- Ask someone in your company to review the questions for bias. A fresh pair of eyes can really help identify issues and areas for improvement.
- Provide incentives for participants to complete the survey. This will help keep them focussed and engaged with the survey until the end.
- Ask one question at a time to avoid double-barrelled questions that might confuse participants or make them respond a certain way.
- Mix topics questions up so that there are no linked groups on a topic that occur one after the other, preventing question order bias.
- Avoid emotionally charged language to prevent extreme response bias.
- If you’re always getting a lot of ‘yes’ responses, try an answer scale range that doesn’t encourage acquiescence bias. For example, “Definitely will not, Probably will not, Don’t know, Probably will and Definitely will.”
- If your participants are not happy to be interviewed for the survey, you can try suggesting anonymous feedback so that you’re able to collect key insights that you wouldn’t have gotten otherwise.
- Stay neutral and professional as you survey, so that you don’t unconsciously show a preference for one answer over another. This allows for unbiased responses that aren’t fed by unconscious body language or tone of voice.
- Provide a clear welcome and introduction without telling the participants about what’s coming up as questions. This means participants won’t have time to stress about the survey questions coming up and can take each question at a time.
- Be nice to the participants and thank them for their time. Your participants want to know their time is being taken seriously. A warm manner can help them feel at ease.

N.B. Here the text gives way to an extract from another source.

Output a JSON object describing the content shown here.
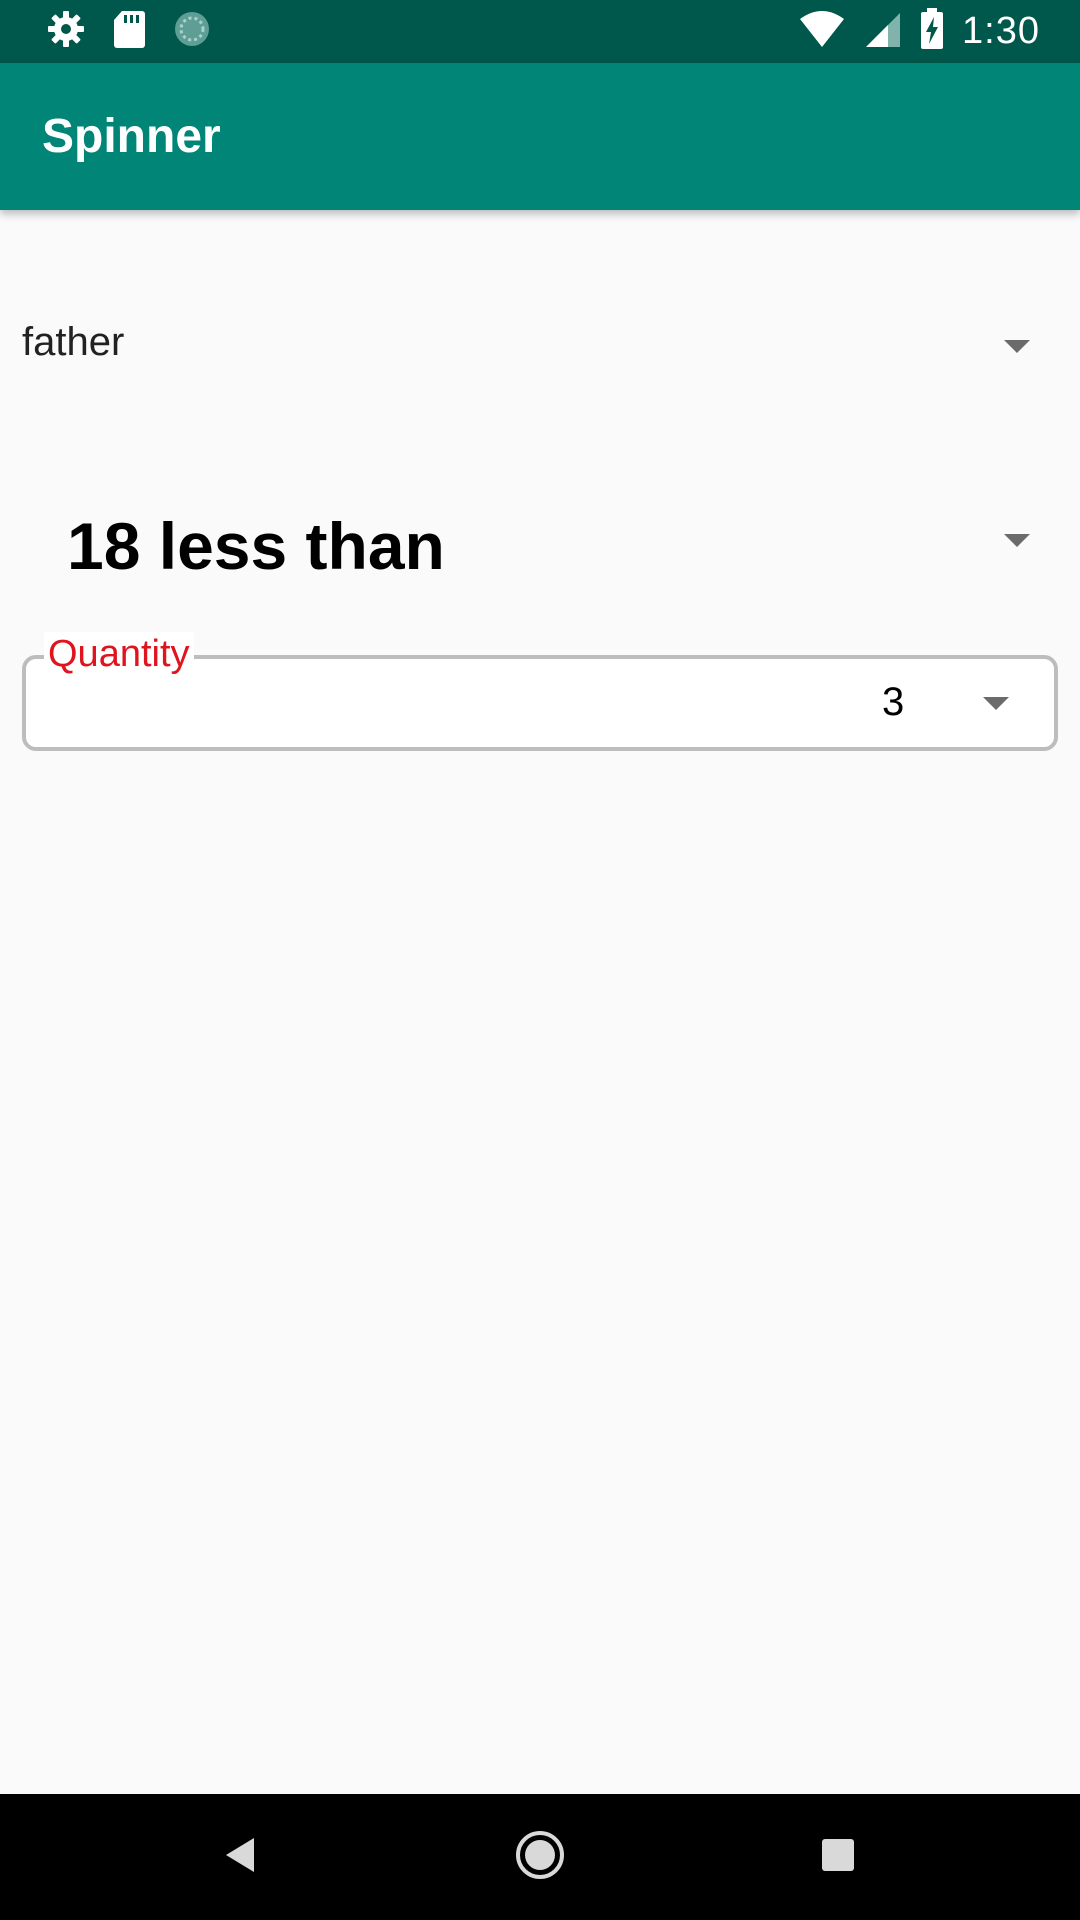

How can Qualtrics prevent survey bias?
You might have sampling bias in your marketing list, or you might have inadvertently created questions that lead the participant to a specific answer. But why take the risk when you can see the hundreds of questions on offer with our free survey templates?
But you can go one step further. With our integrated all-in-one solutions, you can get all your surveys, customer and participant data in one place.

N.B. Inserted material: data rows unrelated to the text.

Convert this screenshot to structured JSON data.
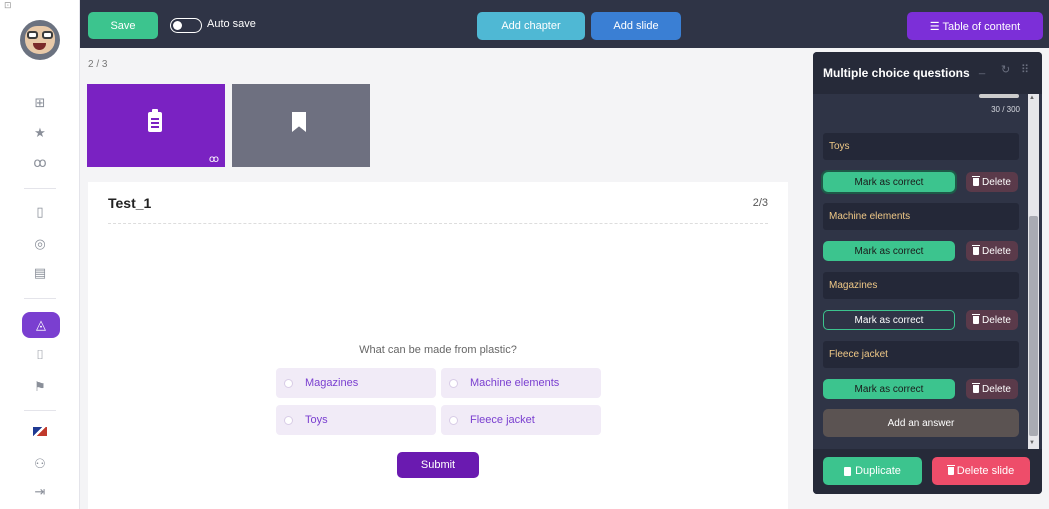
{
  "topbar": {
    "save_label": "Save",
    "autosave_label": "Auto save",
    "add_chapter_label": "Add chapter",
    "add_slide_label": "Add slide",
    "toc_label": "☰ Table of content"
  },
  "content": {
    "page_indicator": "2 / 3",
    "card_title": "Test_1",
    "card_counter": "2/3",
    "question": "What can be made from plastic?",
    "answers": [
      "Magazines",
      "Machine elements",
      "Toys",
      "Fleece jacket"
    ],
    "submit_label": "Submit"
  },
  "panel": {
    "title": "Multiple choice questions",
    "char_count": "30 / 300",
    "answers": [
      {
        "text": "Toys",
        "mark_label": "Mark as correct",
        "delete_label": "Delete"
      },
      {
        "text": "Machine elements",
        "mark_label": "Mark as correct",
        "delete_label": "Delete"
      },
      {
        "text": "Magazines",
        "mark_label": "Mark as correct",
        "delete_label": "Delete"
      },
      {
        "text": "Fleece jacket",
        "mark_label": "Mark as correct",
        "delete_label": "Delete"
      }
    ],
    "add_answer_label": "Add an answer",
    "duplicate_label": "Duplicate",
    "delete_slide_label": "Delete slide"
  },
  "colors": {
    "accent_purple": "#7a22c2",
    "green": "#3cc48e",
    "dark_bar": "#2f3446",
    "delete_red": "#ee4d6a"
  },
  "icons": [
    "dashboard-icon",
    "star-icon",
    "binoculars-icon",
    "document-icon",
    "lifebuoy-icon",
    "book-icon",
    "graduation-cap-icon",
    "exit-door-icon",
    "podium-icon",
    "uk-flag-icon",
    "user-settings-icon",
    "logout-icon",
    "clipboard-icon",
    "bookmark-icon"
  ]
}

With the ability to improve your survey quality using AI and create research surveys by just dragging and dropping the right modules, you have everything you need. What’s more, you’ll benefit from analytics and dashboard reporting, giving you both an at-a-glance and comprehensive view of responses.
Our survey and panel management tools can help you reach the right audiences around the world, right when you need them. And with the inbuilt intelligence assisting with personalization, you can boost response rates and show the customer that they’re front of mind.
After all, 13,000 of the world’s best brands that use our software can’t be all wrong!
But if you want to know where to start with your survey questions, we can help. Find out what kind of questions our experts have created for use in your surveys to reduce the risk of survey bias.